(DATA EXCERPTS):
────────────────────

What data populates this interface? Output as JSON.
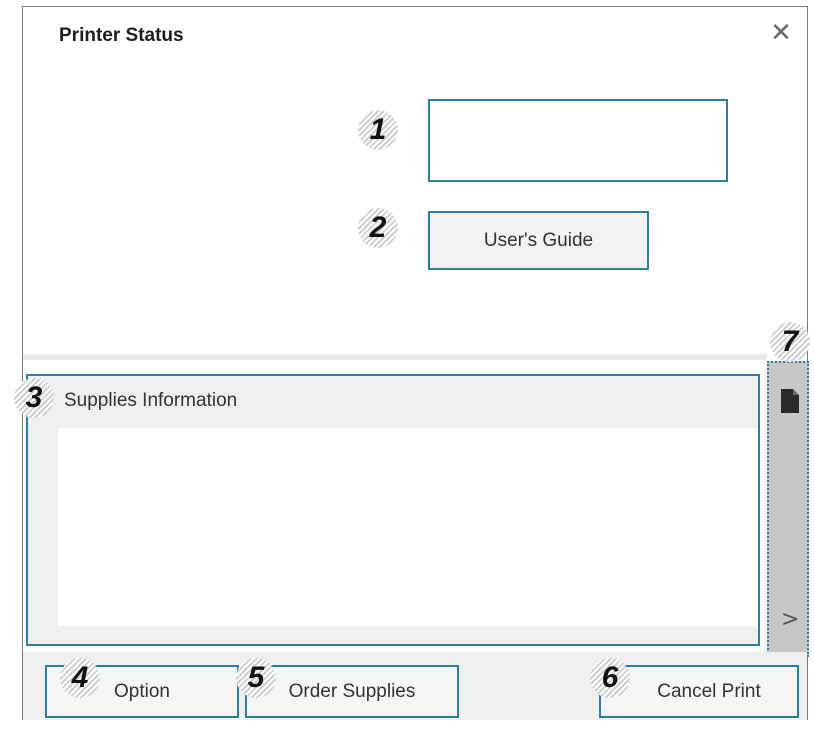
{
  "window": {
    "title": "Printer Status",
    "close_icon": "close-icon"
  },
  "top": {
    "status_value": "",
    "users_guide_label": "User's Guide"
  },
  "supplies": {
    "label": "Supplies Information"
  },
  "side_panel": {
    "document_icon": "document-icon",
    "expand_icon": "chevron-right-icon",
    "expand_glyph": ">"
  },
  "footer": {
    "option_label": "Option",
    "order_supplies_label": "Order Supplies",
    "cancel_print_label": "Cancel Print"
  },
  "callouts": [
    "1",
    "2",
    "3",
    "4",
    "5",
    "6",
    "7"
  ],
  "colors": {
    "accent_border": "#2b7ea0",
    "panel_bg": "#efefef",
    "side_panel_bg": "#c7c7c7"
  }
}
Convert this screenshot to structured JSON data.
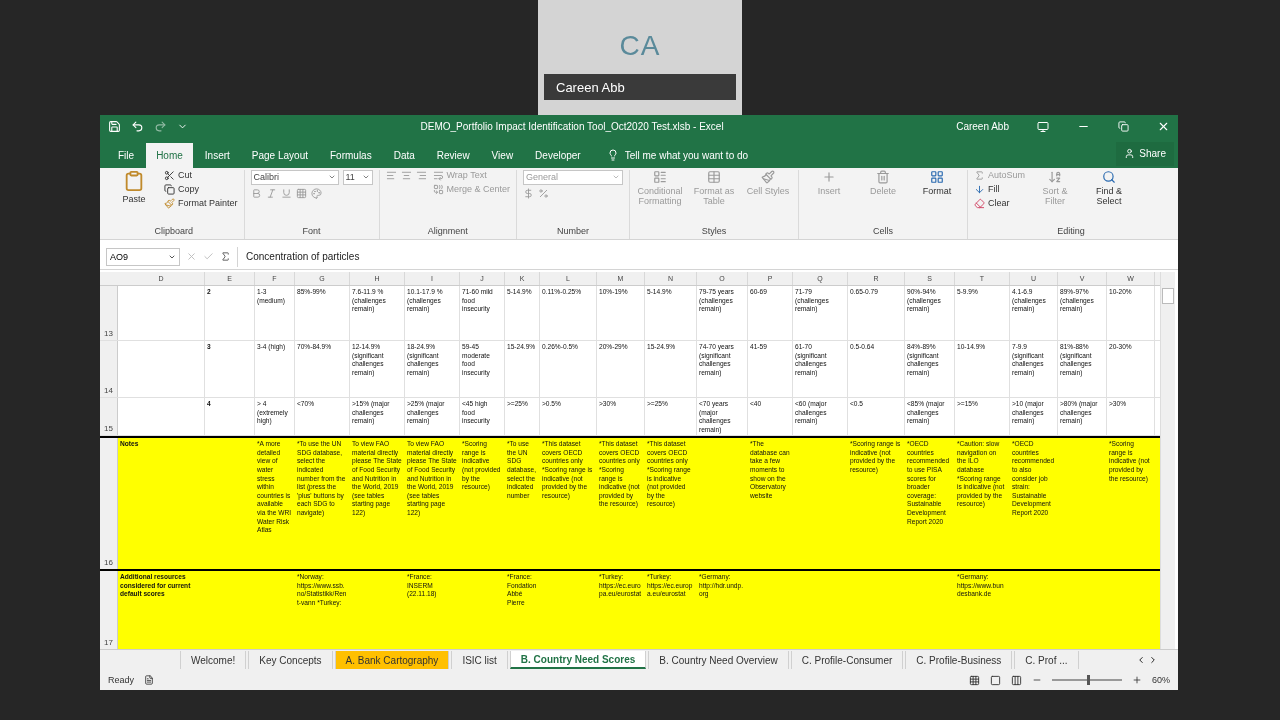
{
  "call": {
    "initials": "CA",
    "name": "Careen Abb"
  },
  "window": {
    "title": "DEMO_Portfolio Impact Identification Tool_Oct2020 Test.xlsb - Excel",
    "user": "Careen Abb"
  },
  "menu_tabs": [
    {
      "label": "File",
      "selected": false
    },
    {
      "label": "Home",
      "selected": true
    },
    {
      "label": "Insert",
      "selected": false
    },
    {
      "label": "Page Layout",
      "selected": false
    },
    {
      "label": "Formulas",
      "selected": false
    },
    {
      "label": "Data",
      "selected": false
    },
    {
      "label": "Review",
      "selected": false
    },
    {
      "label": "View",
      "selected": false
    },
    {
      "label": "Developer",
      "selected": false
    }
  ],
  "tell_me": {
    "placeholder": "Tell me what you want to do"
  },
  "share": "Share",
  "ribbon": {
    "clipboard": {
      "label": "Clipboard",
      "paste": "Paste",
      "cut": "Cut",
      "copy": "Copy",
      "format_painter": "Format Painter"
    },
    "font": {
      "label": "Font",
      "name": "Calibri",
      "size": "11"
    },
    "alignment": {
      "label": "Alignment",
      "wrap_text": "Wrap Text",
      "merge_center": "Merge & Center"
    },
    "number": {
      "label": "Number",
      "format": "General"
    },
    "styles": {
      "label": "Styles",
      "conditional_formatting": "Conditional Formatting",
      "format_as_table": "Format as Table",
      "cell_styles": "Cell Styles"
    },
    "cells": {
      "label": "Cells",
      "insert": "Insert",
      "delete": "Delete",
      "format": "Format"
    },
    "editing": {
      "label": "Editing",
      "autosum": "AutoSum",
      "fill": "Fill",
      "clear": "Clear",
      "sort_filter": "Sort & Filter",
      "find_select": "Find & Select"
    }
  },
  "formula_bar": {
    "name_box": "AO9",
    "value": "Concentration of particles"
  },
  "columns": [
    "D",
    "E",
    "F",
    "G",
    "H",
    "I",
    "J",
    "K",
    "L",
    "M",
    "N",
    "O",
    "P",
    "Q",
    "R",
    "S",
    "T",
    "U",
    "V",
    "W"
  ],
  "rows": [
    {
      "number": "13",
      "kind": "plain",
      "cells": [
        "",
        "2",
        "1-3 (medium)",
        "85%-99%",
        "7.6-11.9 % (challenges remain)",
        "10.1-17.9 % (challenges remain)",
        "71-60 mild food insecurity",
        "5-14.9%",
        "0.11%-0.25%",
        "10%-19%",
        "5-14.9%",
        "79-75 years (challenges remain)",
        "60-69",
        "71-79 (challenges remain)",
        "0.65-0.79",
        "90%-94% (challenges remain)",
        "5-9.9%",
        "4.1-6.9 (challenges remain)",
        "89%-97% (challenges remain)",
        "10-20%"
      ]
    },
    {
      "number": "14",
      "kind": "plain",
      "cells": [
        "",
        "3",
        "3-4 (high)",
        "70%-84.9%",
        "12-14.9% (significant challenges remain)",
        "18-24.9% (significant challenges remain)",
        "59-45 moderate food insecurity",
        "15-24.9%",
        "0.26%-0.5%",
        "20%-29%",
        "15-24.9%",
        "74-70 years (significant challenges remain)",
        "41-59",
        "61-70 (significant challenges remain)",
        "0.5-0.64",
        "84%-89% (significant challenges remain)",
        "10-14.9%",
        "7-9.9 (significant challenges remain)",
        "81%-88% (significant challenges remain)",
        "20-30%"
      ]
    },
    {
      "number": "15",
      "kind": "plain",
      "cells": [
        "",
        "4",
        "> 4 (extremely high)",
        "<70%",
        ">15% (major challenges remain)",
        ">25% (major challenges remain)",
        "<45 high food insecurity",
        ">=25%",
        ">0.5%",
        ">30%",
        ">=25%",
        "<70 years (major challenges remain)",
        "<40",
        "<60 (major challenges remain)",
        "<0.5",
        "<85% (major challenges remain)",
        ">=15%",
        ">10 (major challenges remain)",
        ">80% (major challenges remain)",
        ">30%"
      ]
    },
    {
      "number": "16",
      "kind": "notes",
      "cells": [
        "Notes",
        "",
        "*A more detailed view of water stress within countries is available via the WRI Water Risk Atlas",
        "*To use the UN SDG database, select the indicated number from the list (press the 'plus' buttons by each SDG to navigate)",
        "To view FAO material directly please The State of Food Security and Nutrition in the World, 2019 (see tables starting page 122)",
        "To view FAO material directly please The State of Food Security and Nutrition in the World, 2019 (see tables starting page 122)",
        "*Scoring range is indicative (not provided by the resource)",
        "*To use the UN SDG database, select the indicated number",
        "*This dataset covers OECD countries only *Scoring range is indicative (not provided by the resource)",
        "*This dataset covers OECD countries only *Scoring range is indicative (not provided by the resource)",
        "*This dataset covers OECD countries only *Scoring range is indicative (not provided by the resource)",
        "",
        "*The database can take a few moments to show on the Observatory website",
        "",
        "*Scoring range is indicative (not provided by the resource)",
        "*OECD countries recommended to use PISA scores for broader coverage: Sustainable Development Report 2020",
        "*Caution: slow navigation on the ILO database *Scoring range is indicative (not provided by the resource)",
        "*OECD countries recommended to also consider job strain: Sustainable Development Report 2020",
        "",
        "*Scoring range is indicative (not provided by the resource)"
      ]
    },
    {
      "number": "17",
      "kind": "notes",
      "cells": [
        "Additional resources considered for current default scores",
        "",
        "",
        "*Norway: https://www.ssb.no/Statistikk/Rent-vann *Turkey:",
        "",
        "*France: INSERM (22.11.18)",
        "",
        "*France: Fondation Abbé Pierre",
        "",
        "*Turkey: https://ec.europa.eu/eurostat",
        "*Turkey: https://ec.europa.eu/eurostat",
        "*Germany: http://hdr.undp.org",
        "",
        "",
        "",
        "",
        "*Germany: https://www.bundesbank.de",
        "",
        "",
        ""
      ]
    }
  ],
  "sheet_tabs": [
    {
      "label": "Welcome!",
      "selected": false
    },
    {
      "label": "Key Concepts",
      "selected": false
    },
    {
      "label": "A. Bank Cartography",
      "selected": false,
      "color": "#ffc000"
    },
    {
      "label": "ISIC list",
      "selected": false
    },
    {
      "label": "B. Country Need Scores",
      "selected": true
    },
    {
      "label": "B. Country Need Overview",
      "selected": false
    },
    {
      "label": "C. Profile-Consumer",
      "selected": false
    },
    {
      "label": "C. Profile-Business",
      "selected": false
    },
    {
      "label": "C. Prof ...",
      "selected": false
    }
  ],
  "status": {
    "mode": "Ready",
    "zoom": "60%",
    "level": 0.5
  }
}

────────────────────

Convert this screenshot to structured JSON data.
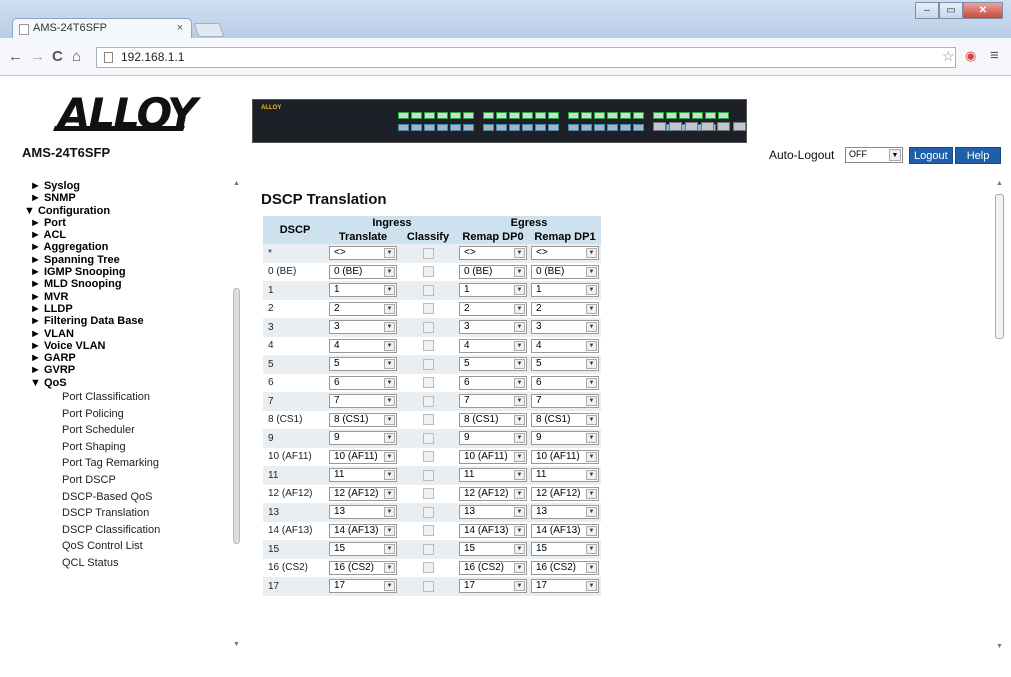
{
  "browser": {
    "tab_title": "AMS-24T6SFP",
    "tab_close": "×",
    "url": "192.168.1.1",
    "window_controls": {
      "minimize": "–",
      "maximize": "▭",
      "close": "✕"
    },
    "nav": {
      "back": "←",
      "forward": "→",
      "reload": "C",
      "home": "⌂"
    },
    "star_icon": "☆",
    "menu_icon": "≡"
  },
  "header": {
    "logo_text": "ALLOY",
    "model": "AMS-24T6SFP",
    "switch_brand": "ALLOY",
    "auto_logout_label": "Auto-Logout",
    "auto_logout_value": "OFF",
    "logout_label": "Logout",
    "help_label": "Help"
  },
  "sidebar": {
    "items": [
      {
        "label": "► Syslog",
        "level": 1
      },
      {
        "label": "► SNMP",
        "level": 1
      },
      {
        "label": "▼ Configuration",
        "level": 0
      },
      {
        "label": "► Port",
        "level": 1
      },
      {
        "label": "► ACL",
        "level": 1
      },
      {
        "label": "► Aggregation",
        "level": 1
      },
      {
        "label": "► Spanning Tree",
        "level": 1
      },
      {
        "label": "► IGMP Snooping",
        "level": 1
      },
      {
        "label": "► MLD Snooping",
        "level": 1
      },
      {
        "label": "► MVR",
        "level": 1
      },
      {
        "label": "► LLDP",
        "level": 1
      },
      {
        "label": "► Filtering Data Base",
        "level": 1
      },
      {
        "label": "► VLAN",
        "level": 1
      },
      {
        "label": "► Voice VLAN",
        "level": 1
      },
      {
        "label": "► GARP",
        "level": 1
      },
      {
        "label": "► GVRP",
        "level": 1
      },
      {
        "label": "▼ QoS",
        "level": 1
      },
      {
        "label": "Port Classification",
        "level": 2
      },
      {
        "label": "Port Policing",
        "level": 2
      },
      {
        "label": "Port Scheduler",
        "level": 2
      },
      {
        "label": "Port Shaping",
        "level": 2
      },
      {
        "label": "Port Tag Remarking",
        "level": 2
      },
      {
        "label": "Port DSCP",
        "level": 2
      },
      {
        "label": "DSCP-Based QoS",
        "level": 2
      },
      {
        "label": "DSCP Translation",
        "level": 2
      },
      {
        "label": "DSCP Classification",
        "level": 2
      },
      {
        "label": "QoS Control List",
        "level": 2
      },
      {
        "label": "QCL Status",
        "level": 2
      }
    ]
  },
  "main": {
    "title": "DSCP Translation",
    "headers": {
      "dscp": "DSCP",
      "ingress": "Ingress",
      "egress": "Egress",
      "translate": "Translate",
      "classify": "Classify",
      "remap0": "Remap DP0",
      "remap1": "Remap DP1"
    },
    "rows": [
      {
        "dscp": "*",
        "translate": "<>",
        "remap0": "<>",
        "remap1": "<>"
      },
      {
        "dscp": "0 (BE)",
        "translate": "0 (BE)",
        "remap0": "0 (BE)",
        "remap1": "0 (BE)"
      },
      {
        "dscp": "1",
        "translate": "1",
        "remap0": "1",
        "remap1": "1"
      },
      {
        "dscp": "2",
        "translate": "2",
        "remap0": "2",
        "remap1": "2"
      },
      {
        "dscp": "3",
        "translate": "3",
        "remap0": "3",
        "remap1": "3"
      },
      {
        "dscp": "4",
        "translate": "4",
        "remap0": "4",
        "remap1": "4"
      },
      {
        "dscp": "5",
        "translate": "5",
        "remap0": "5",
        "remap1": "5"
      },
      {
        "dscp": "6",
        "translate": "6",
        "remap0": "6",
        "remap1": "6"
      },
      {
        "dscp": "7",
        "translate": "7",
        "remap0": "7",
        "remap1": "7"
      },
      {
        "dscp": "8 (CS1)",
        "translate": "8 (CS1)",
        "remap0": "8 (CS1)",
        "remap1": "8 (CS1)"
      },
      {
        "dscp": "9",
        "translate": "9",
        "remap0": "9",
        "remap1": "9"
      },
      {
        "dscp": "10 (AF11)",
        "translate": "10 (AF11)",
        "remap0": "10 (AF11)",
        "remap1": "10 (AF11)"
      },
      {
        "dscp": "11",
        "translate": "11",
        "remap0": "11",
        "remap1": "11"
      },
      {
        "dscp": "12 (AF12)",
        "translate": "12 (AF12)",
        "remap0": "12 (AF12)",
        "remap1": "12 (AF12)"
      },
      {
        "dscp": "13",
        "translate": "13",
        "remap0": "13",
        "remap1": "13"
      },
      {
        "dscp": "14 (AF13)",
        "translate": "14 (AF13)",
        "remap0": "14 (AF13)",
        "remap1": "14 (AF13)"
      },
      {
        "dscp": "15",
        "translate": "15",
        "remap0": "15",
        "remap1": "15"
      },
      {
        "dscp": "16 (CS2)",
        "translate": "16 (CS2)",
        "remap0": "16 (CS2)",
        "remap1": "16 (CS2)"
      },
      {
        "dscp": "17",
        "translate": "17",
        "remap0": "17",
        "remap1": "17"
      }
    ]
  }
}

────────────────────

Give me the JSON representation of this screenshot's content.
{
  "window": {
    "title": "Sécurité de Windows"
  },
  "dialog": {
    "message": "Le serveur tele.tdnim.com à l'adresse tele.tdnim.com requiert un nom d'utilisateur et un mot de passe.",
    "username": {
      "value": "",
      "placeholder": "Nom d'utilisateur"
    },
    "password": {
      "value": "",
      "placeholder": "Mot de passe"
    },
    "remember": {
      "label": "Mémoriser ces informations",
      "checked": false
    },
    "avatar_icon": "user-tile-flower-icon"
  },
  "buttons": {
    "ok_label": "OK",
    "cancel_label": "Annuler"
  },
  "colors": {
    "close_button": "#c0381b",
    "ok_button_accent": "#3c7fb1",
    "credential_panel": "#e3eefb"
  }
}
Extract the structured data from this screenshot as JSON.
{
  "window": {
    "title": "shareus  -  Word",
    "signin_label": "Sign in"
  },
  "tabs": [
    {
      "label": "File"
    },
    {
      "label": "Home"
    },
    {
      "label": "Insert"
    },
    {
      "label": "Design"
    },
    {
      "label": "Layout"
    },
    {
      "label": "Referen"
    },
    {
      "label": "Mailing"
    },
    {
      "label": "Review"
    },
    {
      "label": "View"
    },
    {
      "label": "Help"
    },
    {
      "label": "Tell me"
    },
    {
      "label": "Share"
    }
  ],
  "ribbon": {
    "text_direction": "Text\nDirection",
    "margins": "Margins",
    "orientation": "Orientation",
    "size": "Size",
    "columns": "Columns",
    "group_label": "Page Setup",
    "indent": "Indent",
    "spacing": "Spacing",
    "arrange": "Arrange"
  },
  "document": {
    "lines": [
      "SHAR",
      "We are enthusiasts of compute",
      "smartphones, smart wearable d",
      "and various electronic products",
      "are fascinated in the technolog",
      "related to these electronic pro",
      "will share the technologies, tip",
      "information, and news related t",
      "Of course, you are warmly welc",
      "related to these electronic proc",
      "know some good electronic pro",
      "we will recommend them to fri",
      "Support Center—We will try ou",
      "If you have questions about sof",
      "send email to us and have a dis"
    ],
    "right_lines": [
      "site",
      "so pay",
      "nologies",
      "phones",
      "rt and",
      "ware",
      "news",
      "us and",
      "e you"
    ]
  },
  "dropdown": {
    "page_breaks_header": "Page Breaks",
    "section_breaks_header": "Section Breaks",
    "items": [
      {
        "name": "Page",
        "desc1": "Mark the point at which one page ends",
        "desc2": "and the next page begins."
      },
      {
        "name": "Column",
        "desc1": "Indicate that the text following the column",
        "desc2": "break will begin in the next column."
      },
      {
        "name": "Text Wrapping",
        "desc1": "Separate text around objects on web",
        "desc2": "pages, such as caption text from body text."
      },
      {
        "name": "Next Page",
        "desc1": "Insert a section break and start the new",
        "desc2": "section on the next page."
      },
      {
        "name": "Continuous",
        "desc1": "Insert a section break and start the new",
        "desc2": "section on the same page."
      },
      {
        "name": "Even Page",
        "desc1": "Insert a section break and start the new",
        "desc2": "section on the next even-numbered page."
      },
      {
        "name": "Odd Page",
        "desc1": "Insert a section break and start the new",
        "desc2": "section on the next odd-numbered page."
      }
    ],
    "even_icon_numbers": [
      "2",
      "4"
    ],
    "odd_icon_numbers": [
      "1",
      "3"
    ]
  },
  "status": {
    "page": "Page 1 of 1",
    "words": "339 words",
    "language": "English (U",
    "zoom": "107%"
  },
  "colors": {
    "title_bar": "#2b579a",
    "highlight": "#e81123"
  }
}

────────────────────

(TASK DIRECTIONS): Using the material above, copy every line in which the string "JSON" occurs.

(EXERCISE OUTPUT):
What data populates this interface? Output as JSON.
Convert this screenshot to structured JSON data.
Convert this screenshot to structured JSON data.
Give me the JSON representation of this screenshot's content.
Extract the structured data from this screenshot as JSON.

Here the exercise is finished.